• [Problem requirements]: Copy every record below exactly.

• [Information given]:
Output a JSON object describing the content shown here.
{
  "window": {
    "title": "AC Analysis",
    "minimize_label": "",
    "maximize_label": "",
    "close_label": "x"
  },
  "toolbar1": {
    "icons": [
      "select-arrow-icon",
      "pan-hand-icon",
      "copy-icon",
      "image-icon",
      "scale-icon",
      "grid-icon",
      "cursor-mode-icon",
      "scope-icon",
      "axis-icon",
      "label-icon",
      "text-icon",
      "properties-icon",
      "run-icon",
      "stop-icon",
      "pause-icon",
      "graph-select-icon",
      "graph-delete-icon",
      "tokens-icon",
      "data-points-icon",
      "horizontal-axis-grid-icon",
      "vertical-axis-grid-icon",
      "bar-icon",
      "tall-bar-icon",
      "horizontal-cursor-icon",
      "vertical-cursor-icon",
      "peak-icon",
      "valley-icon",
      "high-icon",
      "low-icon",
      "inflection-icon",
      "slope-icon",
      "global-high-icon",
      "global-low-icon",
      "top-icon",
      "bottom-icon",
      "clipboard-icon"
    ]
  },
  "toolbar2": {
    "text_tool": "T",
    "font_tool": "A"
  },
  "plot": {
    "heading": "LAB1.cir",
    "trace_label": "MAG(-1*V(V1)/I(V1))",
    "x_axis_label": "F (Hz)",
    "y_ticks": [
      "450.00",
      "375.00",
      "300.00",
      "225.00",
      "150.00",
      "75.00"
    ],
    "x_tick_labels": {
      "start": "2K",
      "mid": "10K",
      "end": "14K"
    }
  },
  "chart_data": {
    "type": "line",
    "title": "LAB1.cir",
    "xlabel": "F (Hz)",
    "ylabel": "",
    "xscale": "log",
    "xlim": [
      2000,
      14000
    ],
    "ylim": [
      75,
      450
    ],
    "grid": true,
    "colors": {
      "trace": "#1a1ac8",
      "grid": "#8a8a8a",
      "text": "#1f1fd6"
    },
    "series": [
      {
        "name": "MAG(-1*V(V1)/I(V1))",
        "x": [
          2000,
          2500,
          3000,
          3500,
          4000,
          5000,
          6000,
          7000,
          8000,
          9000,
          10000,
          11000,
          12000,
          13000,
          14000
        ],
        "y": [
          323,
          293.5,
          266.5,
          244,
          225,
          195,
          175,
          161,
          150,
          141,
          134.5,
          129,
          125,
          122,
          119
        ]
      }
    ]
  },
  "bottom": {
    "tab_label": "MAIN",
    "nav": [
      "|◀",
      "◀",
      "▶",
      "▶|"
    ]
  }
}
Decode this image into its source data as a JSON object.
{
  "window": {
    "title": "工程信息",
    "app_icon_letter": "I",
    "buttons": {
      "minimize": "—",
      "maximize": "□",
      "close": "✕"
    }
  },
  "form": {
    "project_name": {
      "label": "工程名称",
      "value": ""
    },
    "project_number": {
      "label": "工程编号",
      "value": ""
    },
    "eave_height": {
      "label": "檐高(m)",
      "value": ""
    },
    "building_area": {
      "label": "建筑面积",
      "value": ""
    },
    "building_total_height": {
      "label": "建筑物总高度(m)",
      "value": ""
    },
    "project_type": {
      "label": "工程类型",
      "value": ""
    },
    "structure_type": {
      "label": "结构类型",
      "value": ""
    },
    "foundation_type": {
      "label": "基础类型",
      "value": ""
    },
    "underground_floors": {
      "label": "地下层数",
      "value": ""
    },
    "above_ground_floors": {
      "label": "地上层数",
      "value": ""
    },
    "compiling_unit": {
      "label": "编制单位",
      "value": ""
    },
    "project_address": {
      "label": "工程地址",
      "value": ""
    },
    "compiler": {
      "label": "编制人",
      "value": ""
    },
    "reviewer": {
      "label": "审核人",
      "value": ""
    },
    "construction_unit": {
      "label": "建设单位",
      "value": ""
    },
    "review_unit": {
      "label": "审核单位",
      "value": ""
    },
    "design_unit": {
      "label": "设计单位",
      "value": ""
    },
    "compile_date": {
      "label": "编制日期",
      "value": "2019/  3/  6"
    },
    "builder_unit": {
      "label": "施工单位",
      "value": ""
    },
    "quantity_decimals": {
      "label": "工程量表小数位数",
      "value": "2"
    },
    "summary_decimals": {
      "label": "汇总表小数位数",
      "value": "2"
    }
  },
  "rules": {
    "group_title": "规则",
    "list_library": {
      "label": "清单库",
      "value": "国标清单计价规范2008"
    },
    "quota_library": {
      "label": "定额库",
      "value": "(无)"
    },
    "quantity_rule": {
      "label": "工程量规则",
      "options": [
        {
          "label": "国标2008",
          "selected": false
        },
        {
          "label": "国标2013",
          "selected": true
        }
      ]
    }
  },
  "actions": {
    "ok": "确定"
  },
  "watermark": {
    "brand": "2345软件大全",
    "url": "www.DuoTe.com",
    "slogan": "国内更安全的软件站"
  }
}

• [Response for this exercise]:
Output a JSON object describing the content shown here.
{
  "window": {
    "title": "AC Analysis",
    "minimize_label": "",
    "maximize_label": "",
    "close_label": "x"
  },
  "toolbar1": {
    "icons": [
      "select-arrow-icon",
      "pan-hand-icon",
      "copy-icon",
      "image-icon",
      "scale-icon",
      "grid-icon",
      "cursor-mode-icon",
      "scope-icon",
      "axis-icon",
      "label-icon",
      "text-icon",
      "properties-icon",
      "run-icon",
      "stop-icon",
      "pause-icon",
      "graph-select-icon",
      "graph-delete-icon",
      "tokens-icon",
      "data-points-icon",
      "horizontal-axis-grid-icon",
      "vertical-axis-grid-icon",
      "bar-icon",
      "tall-bar-icon",
      "horizontal-cursor-icon",
      "vertical-cursor-icon",
      "peak-icon",
      "valley-icon",
      "high-icon",
      "low-icon",
      "inflection-icon",
      "slope-icon",
      "global-high-icon",
      "global-low-icon",
      "top-icon",
      "bottom-icon",
      "clipboard-icon"
    ]
  },
  "toolbar2": {
    "text_tool": "T",
    "font_tool": "A"
  },
  "plot": {
    "heading": "LAB1.cir",
    "trace_label": "MAG(-1*V(V1)/I(V1))",
    "x_axis_label": "F (Hz)",
    "y_ticks": [
      "450.00",
      "375.00",
      "300.00",
      "225.00",
      "150.00",
      "75.00"
    ],
    "x_tick_labels": {
      "start": "2K",
      "mid": "10K",
      "end": "14K"
    }
  },
  "chart_data": {
    "type": "line",
    "title": "LAB1.cir",
    "xlabel": "F (Hz)",
    "ylabel": "",
    "xscale": "log",
    "xlim": [
      2000,
      14000
    ],
    "ylim": [
      75,
      450
    ],
    "grid": true,
    "colors": {
      "trace": "#1a1ac8",
      "grid": "#8a8a8a",
      "text": "#1f1fd6"
    },
    "series": [
      {
        "name": "MAG(-1*V(V1)/I(V1))",
        "x": [
          2000,
          2500,
          3000,
          3500,
          4000,
          5000,
          6000,
          7000,
          8000,
          9000,
          10000,
          11000,
          12000,
          13000,
          14000
        ],
        "y": [
          323,
          293.5,
          266.5,
          244,
          225,
          195,
          175,
          161,
          150,
          141,
          134.5,
          129,
          125,
          122,
          119
        ]
      }
    ]
  },
  "bottom": {
    "tab_label": "MAIN",
    "nav": [
      "|◀",
      "◀",
      "▶",
      "▶|"
    ]
  }
}
Decode this image into its source data as a JSON object.
{
  "window": {
    "title": "工程信息",
    "app_icon_letter": "I",
    "buttons": {
      "minimize": "—",
      "maximize": "□",
      "close": "✕"
    }
  },
  "form": {
    "project_name": {
      "label": "工程名称",
      "value": ""
    },
    "project_number": {
      "label": "工程编号",
      "value": ""
    },
    "eave_height": {
      "label": "檐高(m)",
      "value": ""
    },
    "building_area": {
      "label": "建筑面积",
      "value": ""
    },
    "building_total_height": {
      "label": "建筑物总高度(m)",
      "value": ""
    },
    "project_type": {
      "label": "工程类型",
      "value": ""
    },
    "structure_type": {
      "label": "结构类型",
      "value": ""
    },
    "foundation_type": {
      "label": "基础类型",
      "value": ""
    },
    "underground_floors": {
      "label": "地下层数",
      "value": ""
    },
    "above_ground_floors": {
      "label": "地上层数",
      "value": ""
    },
    "compiling_unit": {
      "label": "编制单位",
      "value": ""
    },
    "project_address": {
      "label": "工程地址",
      "value": ""
    },
    "compiler": {
      "label": "编制人",
      "value": ""
    },
    "reviewer": {
      "label": "审核人",
      "value": ""
    },
    "construction_unit": {
      "label": "建设单位",
      "value": ""
    },
    "review_unit": {
      "label": "审核单位",
      "value": ""
    },
    "design_unit": {
      "label": "设计单位",
      "value": ""
    },
    "compile_date": {
      "label": "编制日期",
      "value": "2019/  3/  6"
    },
    "builder_unit": {
      "label": "施工单位",
      "value": ""
    },
    "quantity_decimals": {
      "label": "工程量表小数位数",
      "value": "2"
    },
    "summary_decimals": {
      "label": "汇总表小数位数",
      "value": "2"
    }
  },
  "rules": {
    "group_title": "规则",
    "list_library": {
      "label": "清单库",
      "value": "国标清单计价规范2008"
    },
    "quota_library": {
      "label": "定额库",
      "value": "(无)"
    },
    "quantity_rule": {
      "label": "工程量规则",
      "options": [
        {
          "label": "国标2008",
          "selected": false
        },
        {
          "label": "国标2013",
          "selected": true
        }
      ]
    }
  },
  "actions": {
    "ok": "确定"
  },
  "watermark": {
    "brand": "2345软件大全",
    "url": "www.DuoTe.com",
    "slogan": "国内更安全的软件站"
  }
}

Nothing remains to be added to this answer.